- _Source material_
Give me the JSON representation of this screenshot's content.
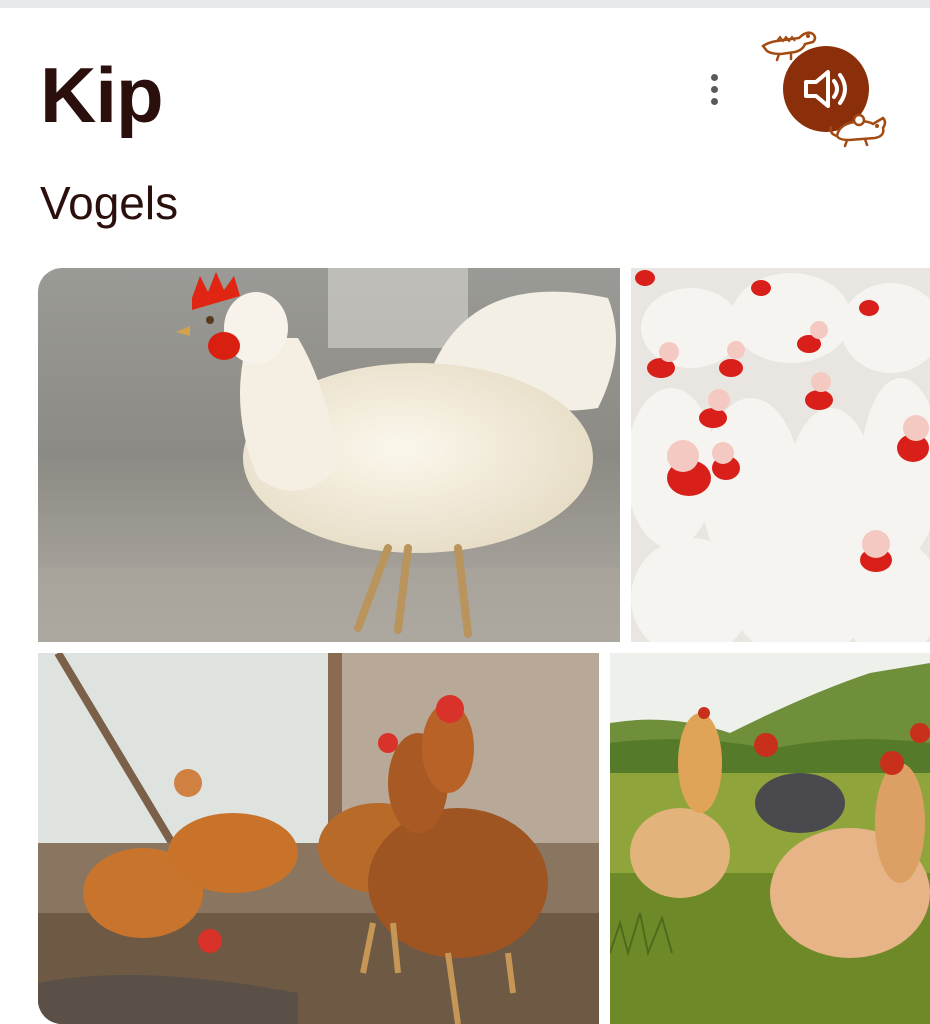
{
  "header": {
    "title": "Kip",
    "category": "Vogels",
    "more_icon": "more-vert-icon",
    "sound_icon": "speaker-icon"
  },
  "colors": {
    "title_text": "#2b0f0c",
    "sound_button": "#8a2f0a",
    "decoration": "#a34a12"
  },
  "gallery": [
    {
      "icon": "white-hen-photo"
    },
    {
      "icon": "white-chicken-flock-photo"
    },
    {
      "icon": "brown-hens-farmyard-photo"
    },
    {
      "icon": "hens-in-meadow-photo"
    }
  ]
}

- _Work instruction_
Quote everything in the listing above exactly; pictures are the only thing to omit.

- _Answer section_
Give me the JSON representation of this screenshot's content.
{
  "header": {
    "title": "Kip",
    "category": "Vogels",
    "more_icon": "more-vert-icon",
    "sound_icon": "speaker-icon"
  },
  "colors": {
    "title_text": "#2b0f0c",
    "sound_button": "#8a2f0a",
    "decoration": "#a34a12"
  },
  "gallery": [
    {
      "icon": "white-hen-photo"
    },
    {
      "icon": "white-chicken-flock-photo"
    },
    {
      "icon": "brown-hens-farmyard-photo"
    },
    {
      "icon": "hens-in-meadow-photo"
    }
  ]
}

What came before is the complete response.